5 p.m., Wednesday, March 29, Eugene Country Club Tall Firs Room, 255 Country Club Road

 K9 Cwyk was a loyal member of Eugene Police Department, and his service years earned him a legacy of great courage and dedication. In honor of CWYK’s service, we would like to invite you to join us in a final farewell to our furry hero:

5 p.m., March 29, Eugene Country Club Tall Firs Room, 255 Country Club Road

The event includes an overview of Cwyk’s work, the K9 team program, a video, and time to mingle. The public is invited and there is plenty of parking on site.

About Cwyk

The Eugene Police Department is heartbroken to announce the death of K9 Cwyk. He died peacefully with his handler and family on February 28. Cwyk was eight years old. Officer Mike Casey and Sergeant Rob Griesel worked extensively to train Cwyk after the department acquired him in 2017. The purchase of Cwyk was possible because of a very generous gift from a private citizen as a replacement for retiring K9 Blek.

Cwyk began training with his handler, Officer Owen Griffith, in October of 2018. They certified as a team that December and hit the streets shortly thereafter. Cwyk and Officer Griffith developed a strong bond immediately. Their trust – along with Cwyk’s excellent tracking ability – led to a number of patrol apprehensions early in their partnership. EPD SWAT soon selected Cwyk for the Tactical K9 team. His ability to work amongst SWAT officers in dangerous environments made him an invaluable tool. He was ever-present at the SWAT office, playing and jumping on tables 

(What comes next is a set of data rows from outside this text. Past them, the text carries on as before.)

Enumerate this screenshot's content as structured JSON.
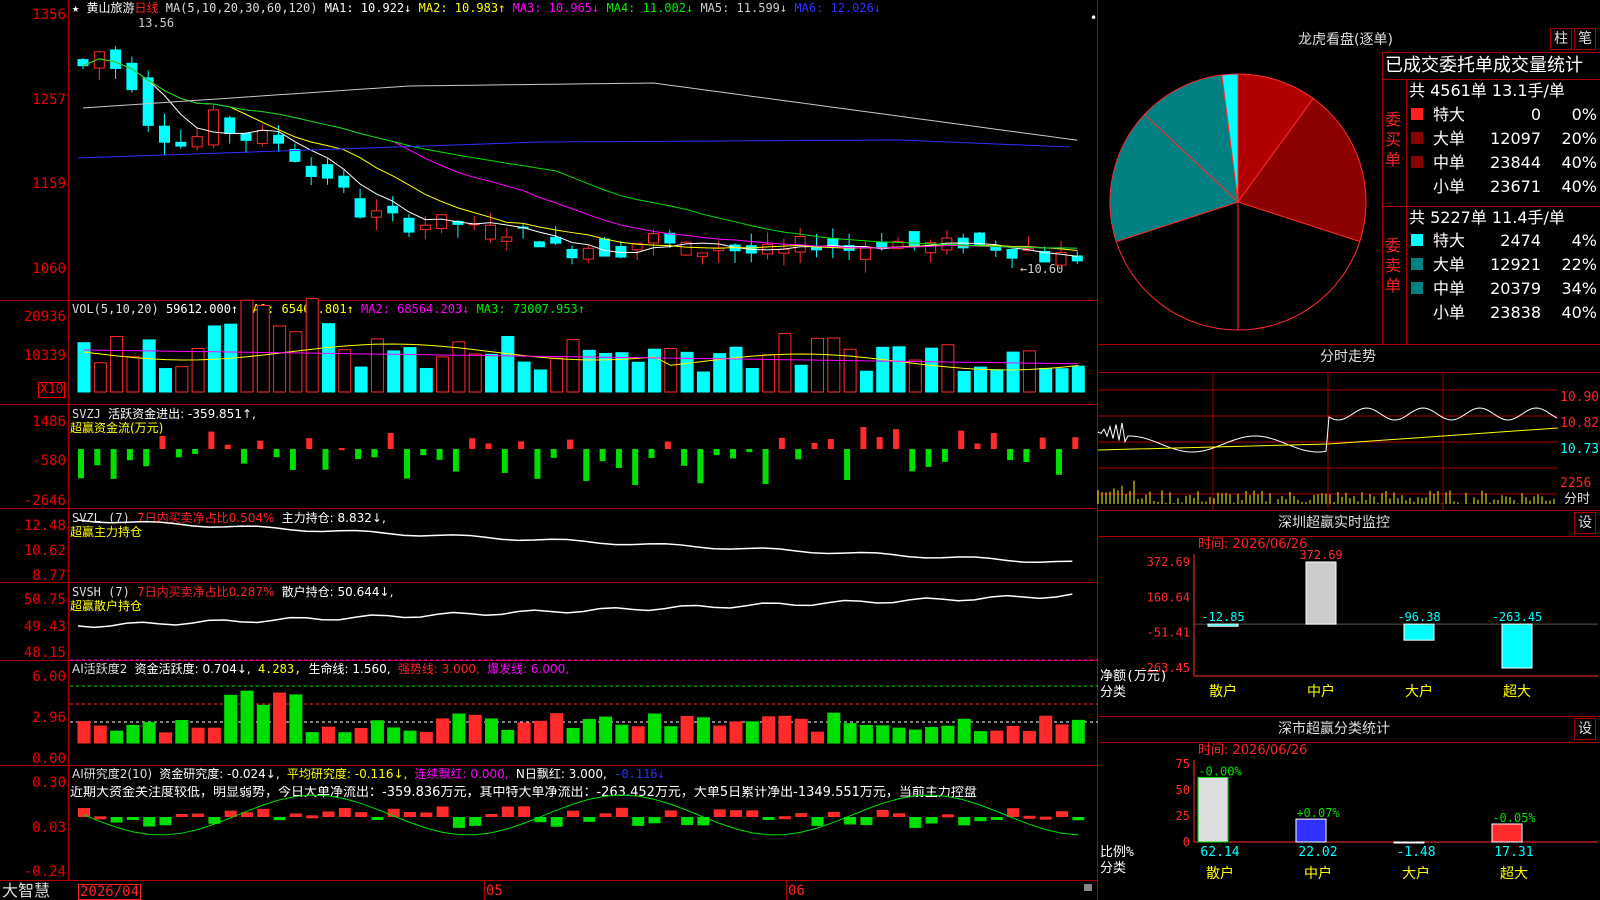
{
  "colors": {
    "up": "#ff2b2b",
    "down": "#00ffff",
    "grid": "#a00000",
    "yellow": "#ffff00",
    "magenta": "#ff00ff",
    "green": "#00e000",
    "white": "#ffffff",
    "blue": "#3030ff",
    "gray": "#c8c8c8",
    "teal": "#008080",
    "darkred": "#8b0000",
    "darkred2": "#b00000"
  },
  "stock": {
    "star": "★",
    "name": "黄山旅游",
    "period": "日线",
    "high_mark": "13.56",
    "low_mark": "←10.60",
    "ma_title": "MA(5,10,20,30,60,120)",
    "ma": [
      "MA1: 10.922↓",
      "MA2: 10.983↑",
      "MA3: 10.965↓",
      "MA4: 11.002↓",
      "MA5: 11.599↓",
      "MA6: 12.026↓"
    ]
  },
  "price_axis": [
    "1356",
    "1257",
    "1159",
    "1060"
  ],
  "vol": {
    "title": "VOL(5,10,20)",
    "value": "59612.000↑",
    "ma": [
      "MA1: 65461.801↑",
      "MA2: 68564.203↓",
      "MA3: 73007.953↑"
    ],
    "axis": [
      "20936",
      "10339"
    ],
    "unit": "X10"
  },
  "svzj": {
    "title": "SVZJ",
    "label": "活跃资金进出: -359.851↑,",
    "sub": "超赢资金流(万元)",
    "axis": [
      "1486",
      "-580",
      "-2646"
    ]
  },
  "svzl": {
    "title": "SVZL (7)",
    "label": "7日内买卖净占比0.504%",
    "hold": "主力持仓: 8.832↓,",
    "sub": "超赢主力持仓",
    "axis": [
      "12.48",
      "10.62",
      "8.77"
    ]
  },
  "svsh": {
    "title": "SVSH (7)",
    "label": "7日内买卖净占比0.287%",
    "hold": "散户持仓: 50.644↓,",
    "sub": "超赢散户持仓",
    "axis": [
      "50.75",
      "49.43",
      "48.15"
    ]
  },
  "ai1": {
    "title": "AI活跃度2",
    "a": "资金活跃度: 0.704↓,",
    "b": "4.283,",
    "c": "生命线: 1.560,",
    "d": "强势线: 3.000,",
    "e": "爆发线: 6.000,",
    "axis": [
      "6.00",
      "2.96",
      "0.00"
    ]
  },
  "ai2": {
    "title": "AI研究度2(10)",
    "a": "资金研究度: -0.024↓,",
    "b": "平均研究度: -0.116↓,",
    "c": "连续飘红: 0.000,",
    "d": "N日飘红: 3.000,",
    "e": "-0.116↓",
    "note": "近期大资金关注度较低，明显弱势，今日大单净流出：-359.836万元，其中特大单净流出：-263.452万元，大单5日累计净出-1349.551万元，当前主力控盘",
    "axis": [
      "0.30",
      "0.03",
      "-0.24"
    ]
  },
  "bottom": {
    "brand": "大智慧",
    "date": "2026/04",
    "m05": "05",
    "m06": "06"
  },
  "right": {
    "longhu": {
      "title": "龙虎看盘(逐单)",
      "btn1": "柱",
      "btn2": "笔",
      "header": "已成交委托单成交量统计",
      "buy": {
        "label": "委买单",
        "total": "共 4561单 13.1手/单",
        "rows": [
          {
            "name": "特大",
            "vol": "0",
            "pct": "0%",
            "color": "#ff2020"
          },
          {
            "name": "大单",
            "vol": "12097",
            "pct": "20%",
            "color": "#8b0000"
          },
          {
            "name": "中单",
            "vol": "23844",
            "pct": "40%",
            "color": "#8b0000"
          },
          {
            "name": "小单",
            "vol": "23671",
            "pct": "40%",
            "color": ""
          }
        ]
      },
      "sell": {
        "label": "委卖单",
        "total": "共 5227单 11.4手/单",
        "rows": [
          {
            "name": "特大",
            "vol": "2474",
            "pct": "4%",
            "color": "#00ffff"
          },
          {
            "name": "大单",
            "vol": "12921",
            "pct": "22%",
            "color": "#008080"
          },
          {
            "name": "中单",
            "vol": "20379",
            "pct": "34%",
            "color": "#008080"
          },
          {
            "name": "小单",
            "vol": "23838",
            "pct": "40%",
            "color": ""
          }
        ]
      },
      "pie": [
        {
          "label": "buy-large",
          "pct": 20
        },
        {
          "label": "buy-mid",
          "pct": 40
        },
        {
          "label": "buy-small",
          "pct": 40
        },
        {
          "label": "sell-small",
          "pct": 40
        },
        {
          "label": "sell-mid",
          "pct": 34
        },
        {
          "label": "sell-large",
          "pct": 22
        },
        {
          "label": "sell-xl",
          "pct": 4
        }
      ]
    },
    "fenshi": {
      "title": "分时走势",
      "axis": [
        "10.90",
        "10.82",
        "10.73",
        "2256"
      ],
      "vol_label": "分时"
    },
    "sz_monitor": {
      "title": "深圳超赢实时监控",
      "btn": "设",
      "time": "时间: 2026/06/26",
      "axis": [
        "372.69",
        "160.64",
        "-51.41",
        "-263.45"
      ],
      "ylabel": "净额(万元)",
      "xlabel": "分类",
      "bars": [
        {
          "cat": "散户",
          "value": -12.85,
          "label": "-12.85"
        },
        {
          "cat": "中户",
          "value": 372.69,
          "label": "372.69"
        },
        {
          "cat": "大户",
          "value": -96.38,
          "label": "-96.38"
        },
        {
          "cat": "超大",
          "value": -263.45,
          "label": "-263.45"
        }
      ]
    },
    "sz_class": {
      "title": "深市超赢分类统计",
      "btn": "设",
      "time": "时间: 2026/06/26",
      "axis": [
        "75",
        "50",
        "25",
        "0"
      ],
      "ylabel": "比例%",
      "xlabel": "分类",
      "bars": [
        {
          "cat": "散户",
          "value": 62.14,
          "label": "62.14",
          "chg": "-0.00%"
        },
        {
          "cat": "中户",
          "value": 22.02,
          "label": "22.02",
          "chg": "+0.07%"
        },
        {
          "cat": "大户",
          "value": -1.48,
          "label": "-1.48",
          "chg": ""
        },
        {
          "cat": "超大",
          "value": 17.31,
          "label": "17.31",
          "chg": "-0.05%"
        }
      ]
    }
  }
}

and causing general, joyful havoc.

Cwyk’s remarkable nose and tireless drive led to dozens upon dozens of captures in the ensuing years. Nothing deterred him – he once tracked a would-be thief through six inches of snow, and another time helped subdue a barricaded subject in a dangerous, SWAT-related CS-gas environment. His tracking ability became the stuff of police dog legend. One of Cwyk’s last days on patrol featured three apprehensions in 90 minutes. He was one of the most talented and successful K9s in EPD’s history.

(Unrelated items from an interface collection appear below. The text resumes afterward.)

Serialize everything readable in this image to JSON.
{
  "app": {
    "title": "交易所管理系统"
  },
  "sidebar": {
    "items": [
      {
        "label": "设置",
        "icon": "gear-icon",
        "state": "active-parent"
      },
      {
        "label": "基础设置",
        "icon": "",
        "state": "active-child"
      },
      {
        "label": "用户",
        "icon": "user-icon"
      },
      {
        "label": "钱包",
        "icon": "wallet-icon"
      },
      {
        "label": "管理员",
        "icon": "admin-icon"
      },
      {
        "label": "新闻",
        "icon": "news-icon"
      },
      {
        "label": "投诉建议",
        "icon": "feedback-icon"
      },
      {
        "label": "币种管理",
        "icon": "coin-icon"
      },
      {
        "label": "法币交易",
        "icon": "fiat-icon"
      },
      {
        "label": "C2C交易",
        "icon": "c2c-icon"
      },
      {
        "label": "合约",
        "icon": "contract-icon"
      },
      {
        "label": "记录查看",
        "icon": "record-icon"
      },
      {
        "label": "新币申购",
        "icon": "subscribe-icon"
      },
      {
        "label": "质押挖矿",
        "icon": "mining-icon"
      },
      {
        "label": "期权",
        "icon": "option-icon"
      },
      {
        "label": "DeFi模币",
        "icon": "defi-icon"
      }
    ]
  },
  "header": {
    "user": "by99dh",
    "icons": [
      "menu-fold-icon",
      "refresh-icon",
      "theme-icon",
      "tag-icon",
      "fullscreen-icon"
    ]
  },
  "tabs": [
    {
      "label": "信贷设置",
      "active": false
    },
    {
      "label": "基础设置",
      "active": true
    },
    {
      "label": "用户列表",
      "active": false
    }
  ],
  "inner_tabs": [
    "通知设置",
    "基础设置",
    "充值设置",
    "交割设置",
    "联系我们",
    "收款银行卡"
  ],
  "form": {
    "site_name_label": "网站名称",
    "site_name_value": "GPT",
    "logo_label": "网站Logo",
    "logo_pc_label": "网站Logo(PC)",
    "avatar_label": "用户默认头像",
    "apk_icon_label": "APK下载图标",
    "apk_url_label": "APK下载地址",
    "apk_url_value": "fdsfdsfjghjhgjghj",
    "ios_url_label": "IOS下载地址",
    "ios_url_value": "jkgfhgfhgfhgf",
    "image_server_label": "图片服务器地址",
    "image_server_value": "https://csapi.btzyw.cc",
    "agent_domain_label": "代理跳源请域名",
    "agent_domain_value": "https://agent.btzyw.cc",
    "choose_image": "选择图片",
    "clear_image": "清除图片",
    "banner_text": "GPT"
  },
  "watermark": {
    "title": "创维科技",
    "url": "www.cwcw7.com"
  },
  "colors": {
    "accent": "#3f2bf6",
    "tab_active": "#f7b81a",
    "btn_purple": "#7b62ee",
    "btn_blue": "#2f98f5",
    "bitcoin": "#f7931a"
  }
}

Cwyk’s work ethic was matched only by his joy. When he wasn’t on patrol, he loved chasing birds, swimming, and biting his ever-present toy tire. Cwyk often visited briefings, jamming his tire into officer’s legs, demanding they play with him.

Cwyk fell ill after a recent training. Following a multitude of tests, the EPD K9 team and local veterinarians determined it was best to humanely euthanize him. After a full day of playing with family and visiting the SWAT team, Cwyk spent his last moments with a full-mouth grip on his beloved bite pillow, his handler rubbing his ears. We’ll never forget his joyous spirit.

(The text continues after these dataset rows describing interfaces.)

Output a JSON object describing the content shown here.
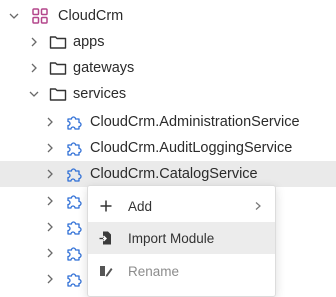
{
  "tree": {
    "root": {
      "label": "CloudCrm",
      "icon": "solution-icon"
    },
    "folders": [
      {
        "label": "apps",
        "icon": "folder-icon"
      },
      {
        "label": "gateways",
        "icon": "folder-icon"
      },
      {
        "label": "services",
        "icon": "folder-icon"
      }
    ],
    "services": [
      {
        "label": "CloudCrm.AdministrationService",
        "icon": "module-icon"
      },
      {
        "label": "CloudCrm.AuditLoggingService",
        "icon": "module-icon"
      },
      {
        "label": "CloudCrm.CatalogService",
        "icon": "module-icon",
        "selected": true
      },
      {
        "label": "",
        "icon": "module-icon"
      },
      {
        "label": "",
        "icon": "module-icon"
      },
      {
        "label": "",
        "icon": "module-icon"
      },
      {
        "label": "",
        "icon": "module-icon"
      }
    ]
  },
  "context_menu": {
    "items": [
      {
        "label": "Add",
        "icon": "plus-icon",
        "has_submenu": true
      },
      {
        "label": "Import Module",
        "icon": "import-icon",
        "hovered": true
      },
      {
        "label": "Rename",
        "icon": "rename-icon",
        "disabled": true
      }
    ]
  },
  "colors": {
    "accent": "#2f6fd6",
    "selection": "#eaeaea",
    "root_icon": "#b4468c"
  }
}
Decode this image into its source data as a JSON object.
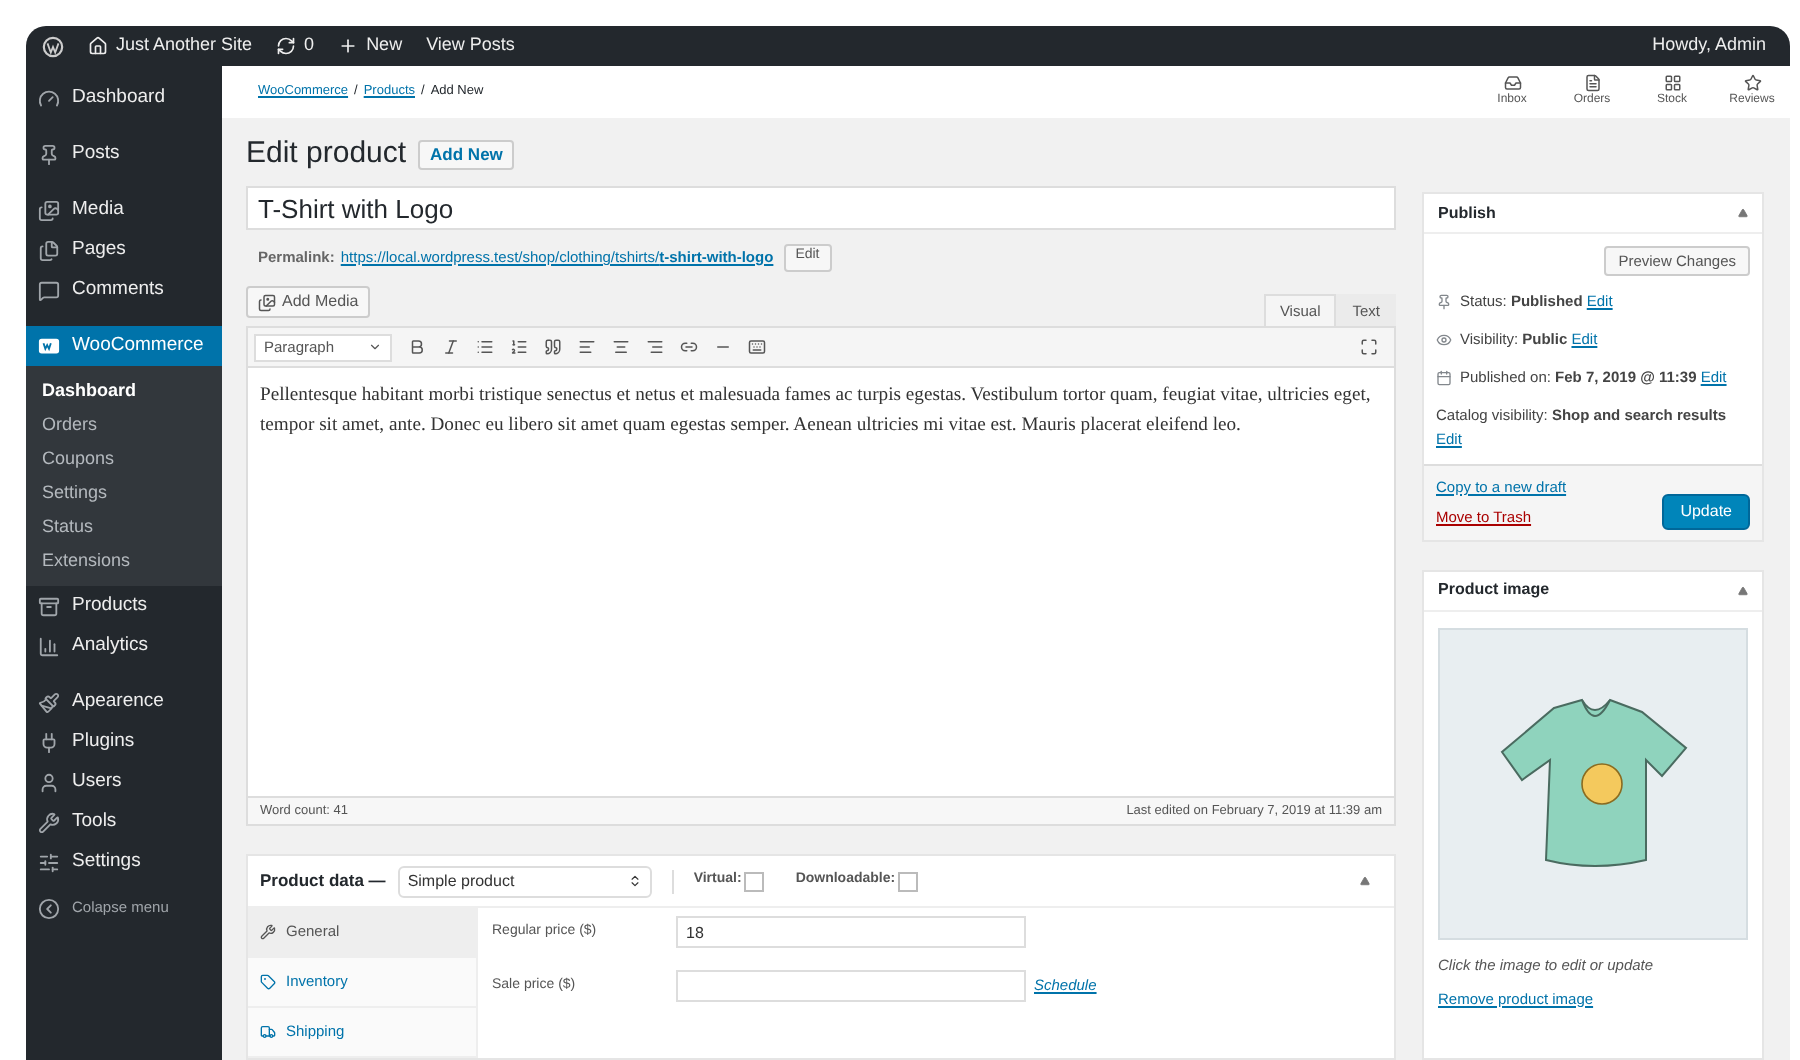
{
  "admin_bar": {
    "site": "Just Another Site",
    "updates": "0",
    "new": "New",
    "view": "View Posts",
    "greeting": "Howdy, Admin"
  },
  "sidebar": {
    "items": [
      {
        "label": "Dashboard",
        "selected": false
      },
      {
        "label": "Posts",
        "selected": false
      },
      {
        "label": "Media",
        "selected": false
      },
      {
        "label": "Pages",
        "selected": false
      },
      {
        "label": "Comments",
        "selected": false
      },
      {
        "label": "WooCommerce",
        "selected": true,
        "children": [
          {
            "label": "Dashboard",
            "selected": true
          },
          {
            "label": "Orders",
            "selected": false
          },
          {
            "label": "Coupons",
            "selected": false
          },
          {
            "label": "Settings",
            "selected": false
          },
          {
            "label": "Status",
            "selected": false
          },
          {
            "label": "Extensions",
            "selected": false
          }
        ]
      },
      {
        "label": "Products",
        "selected": false
      },
      {
        "label": "Analytics",
        "selected": false
      },
      {
        "label": "Apearence",
        "selected": false
      },
      {
        "label": "Plugins",
        "selected": false
      },
      {
        "label": "Users",
        "selected": false
      },
      {
        "label": "Tools",
        "selected": false
      },
      {
        "label": "Settings",
        "selected": false
      }
    ],
    "collapse": "Colapse menu"
  },
  "breadcrumb": [
    {
      "label": "WooCommerce",
      "kind": "link"
    },
    {
      "label": "/",
      "kind": "text"
    },
    {
      "label": "Products",
      "kind": "link"
    },
    {
      "label": "/",
      "kind": "text"
    },
    {
      "label": "Add New",
      "kind": "text"
    }
  ],
  "activity": [
    "Inbox",
    "Orders",
    "Stock",
    "Reviews"
  ],
  "page_title": "Edit product",
  "add_new": "Add New",
  "title_field": {
    "value": "T-Shirt with Logo"
  },
  "permalink": {
    "label": "Permalink:",
    "url": "https://local.wordpress.test/shop/clothing/tshirts/**t-shirt-with-logo**",
    "button": "Edit"
  },
  "editor": {
    "add_media": "Add Media",
    "tabs": [
      {
        "label": "Visual",
        "selected": true
      },
      {
        "label": "Text",
        "selected": false
      }
    ],
    "format": "Paragraph",
    "content": "Pellentesque habitant morbi tristique senectus et netus et malesuada fames ac turpis egestas. Vestibulum tortor quam, feugiat vitae, ultricies eget, tempor sit amet, ante. Donec eu libero sit amet quam egestas semper. Aenean ultricies mi vitae est. Mauris placerat eleifend leo.",
    "word_count": "Word count: 41",
    "last_edited": "Last edited on February 7, 2019 at 11:39 am"
  },
  "product_data": {
    "title": "Product data —",
    "type": "Simple product",
    "options": [
      {
        "label": "Virtual:",
        "checked": false
      },
      {
        "label": "Downloadable:",
        "checked": false
      }
    ],
    "tabs": [
      {
        "label": "General",
        "selected": true
      },
      {
        "label": "Inventory",
        "selected": false
      },
      {
        "label": "Shipping",
        "selected": false
      }
    ],
    "fields": [
      {
        "label": "Regular price ($)",
        "value": "18"
      },
      {
        "label": "Sale price ($)",
        "link": "Schedule"
      }
    ]
  },
  "publish": {
    "title": "Publish",
    "preview": "Preview Changes",
    "rows": [
      {
        "text": "Status: **Published**",
        "link": "Edit"
      },
      {
        "text": "Visibility: **Public**",
        "link": "Edit"
      },
      {
        "text": "Published on: **Feb 7, 2019 @ 11:39**",
        "link": "Edit"
      },
      {
        "text": "Catalog visibility: **Shop and search results**",
        "link": "Edit"
      }
    ],
    "copy": "Copy to a new draft",
    "trash": "Move to Trash",
    "update": "Update"
  },
  "product_image": {
    "title": "Product image",
    "hint": "Click the image to edit or update",
    "remove": "Remove product image"
  }
}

EPD’s K9 Program

The Eugene Police Department has a sergeant and five officers who work with four apprehension dogs and one narcotics detection dog used for tracking people and evidence.  These K-9s are generalist or “tracking” dogs. The dogs are used to locate suspects who have run from the scene of a crime, find suspects hiding inside buildings, and search spaces that would be dangerous for a human officer to enter. With their keen senses, these highly trained dogs can swiftly locate hiding suspects and be effective in dark conditions. They can operate where human officers cannot or where officers’ personal safety would be at substantial risk.

Original Article: Source